*** Opening of MATERIAL SHOWN ***

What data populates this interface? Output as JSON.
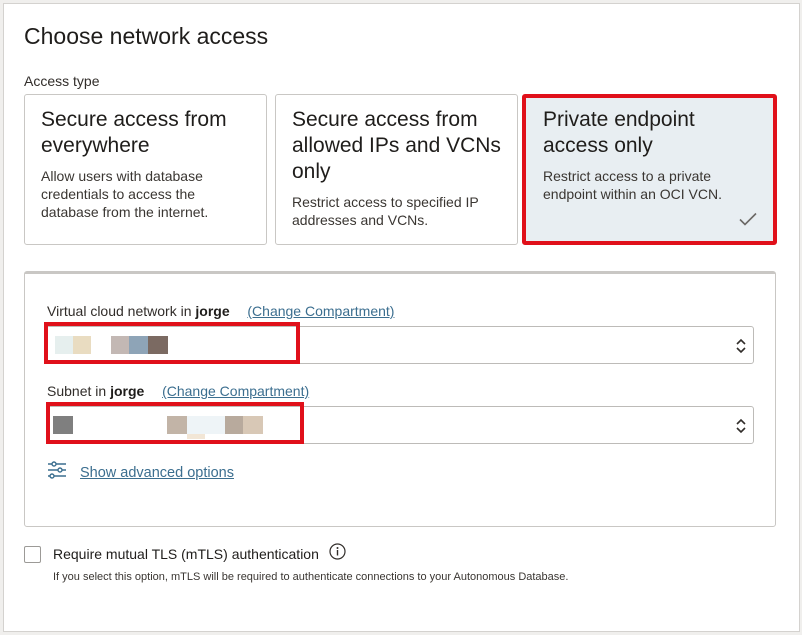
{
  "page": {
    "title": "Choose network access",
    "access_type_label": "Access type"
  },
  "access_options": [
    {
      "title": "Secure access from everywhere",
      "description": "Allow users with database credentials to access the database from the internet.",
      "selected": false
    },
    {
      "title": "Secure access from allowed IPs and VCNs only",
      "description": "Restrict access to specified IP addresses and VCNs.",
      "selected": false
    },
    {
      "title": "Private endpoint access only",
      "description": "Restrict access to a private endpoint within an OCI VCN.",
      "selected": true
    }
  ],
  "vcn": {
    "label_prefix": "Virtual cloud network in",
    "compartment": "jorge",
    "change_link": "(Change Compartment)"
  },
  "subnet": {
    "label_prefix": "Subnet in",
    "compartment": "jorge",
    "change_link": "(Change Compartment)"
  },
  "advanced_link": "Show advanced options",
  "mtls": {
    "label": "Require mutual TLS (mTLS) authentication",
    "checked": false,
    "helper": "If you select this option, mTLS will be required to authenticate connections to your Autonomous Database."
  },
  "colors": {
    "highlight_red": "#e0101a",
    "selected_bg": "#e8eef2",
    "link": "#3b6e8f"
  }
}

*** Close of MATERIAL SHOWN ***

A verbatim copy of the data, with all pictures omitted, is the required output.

What data populates this interface? Output as JSON.
{
  "page": {
    "title": "Choose network access",
    "access_type_label": "Access type"
  },
  "access_options": [
    {
      "title": "Secure access from everywhere",
      "description": "Allow users with database credentials to access the database from the internet.",
      "selected": false
    },
    {
      "title": "Secure access from allowed IPs and VCNs only",
      "description": "Restrict access to specified IP addresses and VCNs.",
      "selected": false
    },
    {
      "title": "Private endpoint access only",
      "description": "Restrict access to a private endpoint within an OCI VCN.",
      "selected": true
    }
  ],
  "vcn": {
    "label_prefix": "Virtual cloud network in",
    "compartment": "jorge",
    "change_link": "(Change Compartment)"
  },
  "subnet": {
    "label_prefix": "Subnet in",
    "compartment": "jorge",
    "change_link": "(Change Compartment)"
  },
  "advanced_link": "Show advanced options",
  "mtls": {
    "label": "Require mutual TLS (mTLS) authentication",
    "checked": false,
    "helper": "If you select this option, mTLS will be required to authenticate connections to your Autonomous Database."
  },
  "colors": {
    "highlight_red": "#e0101a",
    "selected_bg": "#e8eef2",
    "link": "#3b6e8f"
  }
}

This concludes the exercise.